Much of the problem lies in the gradual deterioration of the user-fee funding base of MoDOT, specifically the state fuel tax. The fuel tax last increased in 1996, and Missouri now has the country’s fifth lowest regular gasoline tax and fourth lowest diesel fuel tax.
But now that could change. HB 738 would scrap the cent per mile fuel tax altogether and replace it with a per gallon tax equal to 10.6 percent of the wholesale per gallon price of gasoline, based on regular six-month averages. The result of moving to a percentage calculation is if the fuel price remains low, at say two dollars wholesale, the fuel tax would be about 21 cents a gallon. But at a price of three dollars, the fuel tax would be around 31 cents a gallon. At three dollars a gallon, MoDOT would have an extra $400 million to spend on the state highways over what the 17 cent gas tax currently raises.
HB 738’s method of calculating the fuel tax would, at higher gas prices, essentially wipe out MoDOT’s funding problems in one fell swoop and ensure that as input costs for MoDOT rise (because of higher fuel costs), so does funding. However, it also means that, as pain increases at the pump for the average Missourian, taxation piles on.

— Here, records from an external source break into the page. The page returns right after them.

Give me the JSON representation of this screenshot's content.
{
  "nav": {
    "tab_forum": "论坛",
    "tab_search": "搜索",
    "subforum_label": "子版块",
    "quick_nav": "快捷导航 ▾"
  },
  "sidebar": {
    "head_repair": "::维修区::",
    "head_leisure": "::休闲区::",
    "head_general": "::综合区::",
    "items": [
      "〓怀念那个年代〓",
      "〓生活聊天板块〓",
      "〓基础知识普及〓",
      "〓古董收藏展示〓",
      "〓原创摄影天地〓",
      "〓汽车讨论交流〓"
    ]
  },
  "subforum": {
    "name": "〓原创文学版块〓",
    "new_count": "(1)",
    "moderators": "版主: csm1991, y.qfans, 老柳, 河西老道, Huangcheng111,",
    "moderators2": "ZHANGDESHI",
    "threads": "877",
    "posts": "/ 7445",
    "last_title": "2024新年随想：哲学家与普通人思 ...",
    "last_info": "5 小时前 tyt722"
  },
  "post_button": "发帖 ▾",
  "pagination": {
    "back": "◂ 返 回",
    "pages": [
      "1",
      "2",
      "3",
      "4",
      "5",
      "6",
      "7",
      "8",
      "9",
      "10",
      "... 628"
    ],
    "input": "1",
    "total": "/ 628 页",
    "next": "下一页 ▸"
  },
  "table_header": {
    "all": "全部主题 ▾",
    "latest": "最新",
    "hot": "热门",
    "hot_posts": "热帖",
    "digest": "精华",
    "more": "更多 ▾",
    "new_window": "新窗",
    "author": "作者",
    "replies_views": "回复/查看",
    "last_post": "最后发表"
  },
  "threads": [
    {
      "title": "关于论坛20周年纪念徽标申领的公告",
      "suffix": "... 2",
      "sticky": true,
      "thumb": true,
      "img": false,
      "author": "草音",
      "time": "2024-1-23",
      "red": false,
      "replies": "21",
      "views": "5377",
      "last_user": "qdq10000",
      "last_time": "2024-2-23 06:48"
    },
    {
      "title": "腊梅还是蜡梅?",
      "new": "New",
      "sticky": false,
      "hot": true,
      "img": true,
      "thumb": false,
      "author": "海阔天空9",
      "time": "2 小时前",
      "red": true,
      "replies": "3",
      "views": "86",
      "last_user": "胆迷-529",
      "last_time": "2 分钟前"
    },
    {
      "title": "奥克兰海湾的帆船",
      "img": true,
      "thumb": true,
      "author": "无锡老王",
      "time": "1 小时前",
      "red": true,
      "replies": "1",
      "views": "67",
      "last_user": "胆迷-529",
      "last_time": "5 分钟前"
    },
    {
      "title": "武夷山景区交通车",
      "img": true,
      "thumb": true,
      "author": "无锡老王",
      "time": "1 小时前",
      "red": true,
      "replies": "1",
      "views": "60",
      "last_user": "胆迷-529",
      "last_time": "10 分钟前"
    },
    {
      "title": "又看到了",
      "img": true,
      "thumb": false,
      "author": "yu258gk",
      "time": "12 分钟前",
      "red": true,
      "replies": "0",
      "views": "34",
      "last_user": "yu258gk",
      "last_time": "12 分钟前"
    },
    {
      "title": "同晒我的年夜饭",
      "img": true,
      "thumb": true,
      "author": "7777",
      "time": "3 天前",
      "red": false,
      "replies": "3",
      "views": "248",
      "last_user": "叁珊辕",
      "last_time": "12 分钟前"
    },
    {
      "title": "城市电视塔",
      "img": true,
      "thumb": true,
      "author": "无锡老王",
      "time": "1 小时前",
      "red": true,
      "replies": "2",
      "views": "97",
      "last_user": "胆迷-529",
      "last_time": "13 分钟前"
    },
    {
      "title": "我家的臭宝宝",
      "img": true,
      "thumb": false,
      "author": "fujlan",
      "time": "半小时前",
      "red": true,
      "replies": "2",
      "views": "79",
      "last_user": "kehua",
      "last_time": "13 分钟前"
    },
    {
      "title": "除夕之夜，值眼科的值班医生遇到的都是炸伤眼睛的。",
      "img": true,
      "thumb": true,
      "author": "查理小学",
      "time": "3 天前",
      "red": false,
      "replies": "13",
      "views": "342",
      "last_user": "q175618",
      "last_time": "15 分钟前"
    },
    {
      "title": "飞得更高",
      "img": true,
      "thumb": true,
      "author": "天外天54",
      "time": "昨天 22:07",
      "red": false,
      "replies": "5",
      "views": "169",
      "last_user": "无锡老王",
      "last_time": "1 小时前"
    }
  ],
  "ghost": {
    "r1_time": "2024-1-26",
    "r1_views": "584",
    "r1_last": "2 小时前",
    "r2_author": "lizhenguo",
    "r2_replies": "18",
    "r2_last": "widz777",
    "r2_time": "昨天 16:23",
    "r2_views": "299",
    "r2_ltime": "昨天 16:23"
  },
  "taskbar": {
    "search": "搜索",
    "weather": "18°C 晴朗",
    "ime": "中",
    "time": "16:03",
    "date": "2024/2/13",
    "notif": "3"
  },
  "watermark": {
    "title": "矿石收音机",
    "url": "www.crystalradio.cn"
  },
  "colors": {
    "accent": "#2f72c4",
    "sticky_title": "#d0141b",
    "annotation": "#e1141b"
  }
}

In contrast, HB 995 proposes to simply raise the fuel tax by two cents beginning next year. That would raise approximately $78 million in new revenue, 70 percent of which ($55 million) would go to MoDOT (the other 30 percent goes to cities and counties for their transportation needs). Because those funds can be used to match federal dollars on a 4:1 basis, that two cent tax increase could retain $230 million federal transportation dollars.
HB 995, while not immediately solving all of MoDOT’s problems, has its own advantages. The comparatively small increase in the fuel tax gives consumers time to adjust to the changes and would not increase taxation as fuel costs rise. Furthermore, the increase is small enough that it is likely not to trigger the state’s Hancock Amendment, meaning it could pass without going to a public vote. With the addition of tolling the state’s most expensive projects, small increases in the existing fuel tax rate could give MoDOT what it needs.
A fuel tax, unlike sales taxes, is a fair and economically sound way of funding roads. It is good that the legislature is looking into updating its user funding base, although it should also consider whether the response is appropriate to the need.